§ YOUR OBJECTIVE
Images do not belong in the copy. Retype the entries exactly.

◆ ◆ ◆ ◆

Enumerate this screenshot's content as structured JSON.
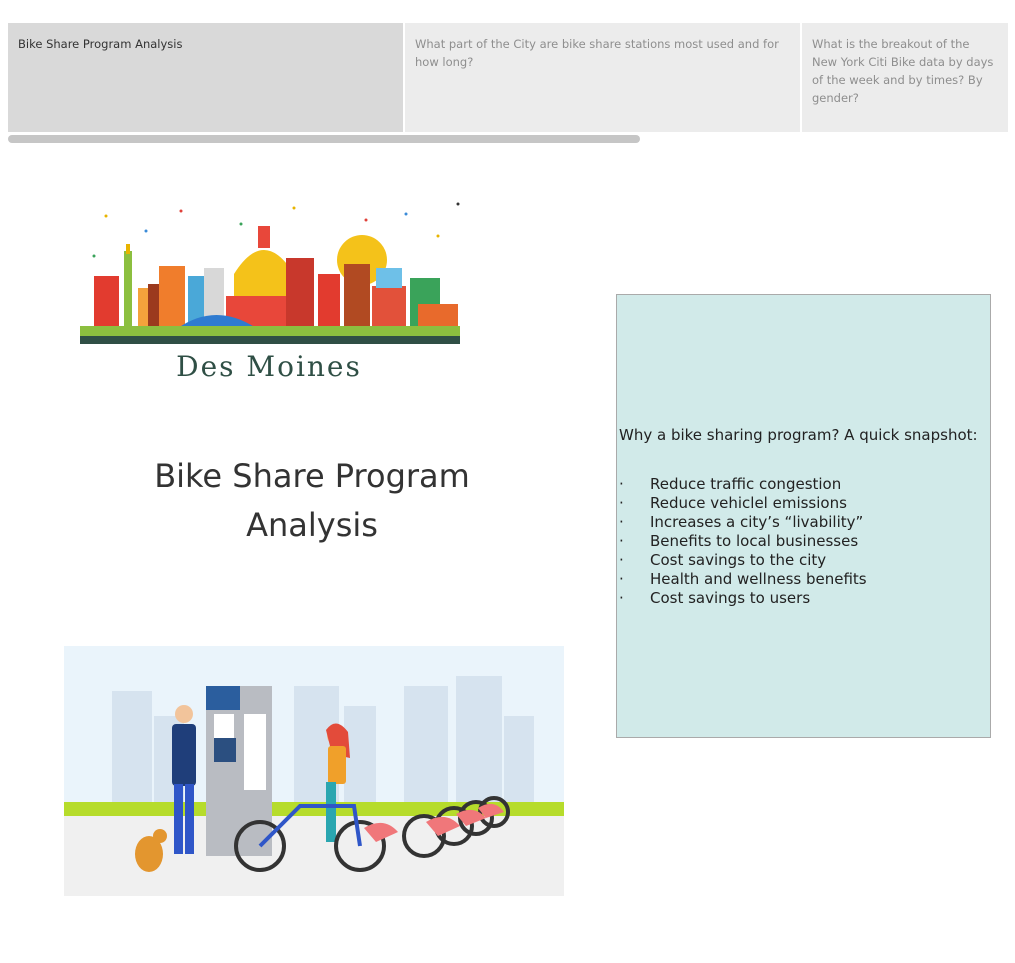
{
  "story_tabs": [
    "Bike Share Program Analysis",
    "What part of the City are bike share stations most used and for how long?",
    "What is the breakout of the New York Citi Bike data by days of the week and by times? By gender?"
  ],
  "skyline_caption": "Des Moines",
  "title": "Bike Share Program Analysis",
  "snapshot": {
    "heading": "Why a bike sharing program?  A quick snapshot:",
    "bullet_char": "·",
    "items": [
      "Reduce traffic congestion",
      "Reduce vehiclel emissions",
      "Increases a city’s “livability”",
      "Benefits to local businesses",
      "Cost savings to the city",
      "Health and wellness benefits",
      "Cost savings to users"
    ]
  },
  "colors": {
    "tab_active": "#d9d9d9",
    "tab_inactive": "#ececec",
    "panel_bg": "#d1eae9",
    "caption": "#2f4f45"
  },
  "illustration_icons": [
    "bike-dock-kiosk-icon",
    "bicycle-icon",
    "dog-icon",
    "person-icon"
  ]
}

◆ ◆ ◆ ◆

§ THE ANSWER
Enumerate this screenshot's content as structured JSON.
{
  "story_tabs": [
    "Bike Share Program Analysis",
    "What part of the City are bike share stations most used and for how long?",
    "What is the breakout of the New York Citi Bike data by days of the week and by times? By gender?"
  ],
  "skyline_caption": "Des Moines",
  "title": "Bike Share Program Analysis",
  "snapshot": {
    "heading": "Why a bike sharing program?  A quick snapshot:",
    "bullet_char": "·",
    "items": [
      "Reduce traffic congestion",
      "Reduce vehiclel emissions",
      "Increases a city’s “livability”",
      "Benefits to local businesses",
      "Cost savings to the city",
      "Health and wellness benefits",
      "Cost savings to users"
    ]
  },
  "colors": {
    "tab_active": "#d9d9d9",
    "tab_inactive": "#ececec",
    "panel_bg": "#d1eae9",
    "caption": "#2f4f45"
  },
  "illustration_icons": [
    "bike-dock-kiosk-icon",
    "bicycle-icon",
    "dog-icon",
    "person-icon"
  ]
}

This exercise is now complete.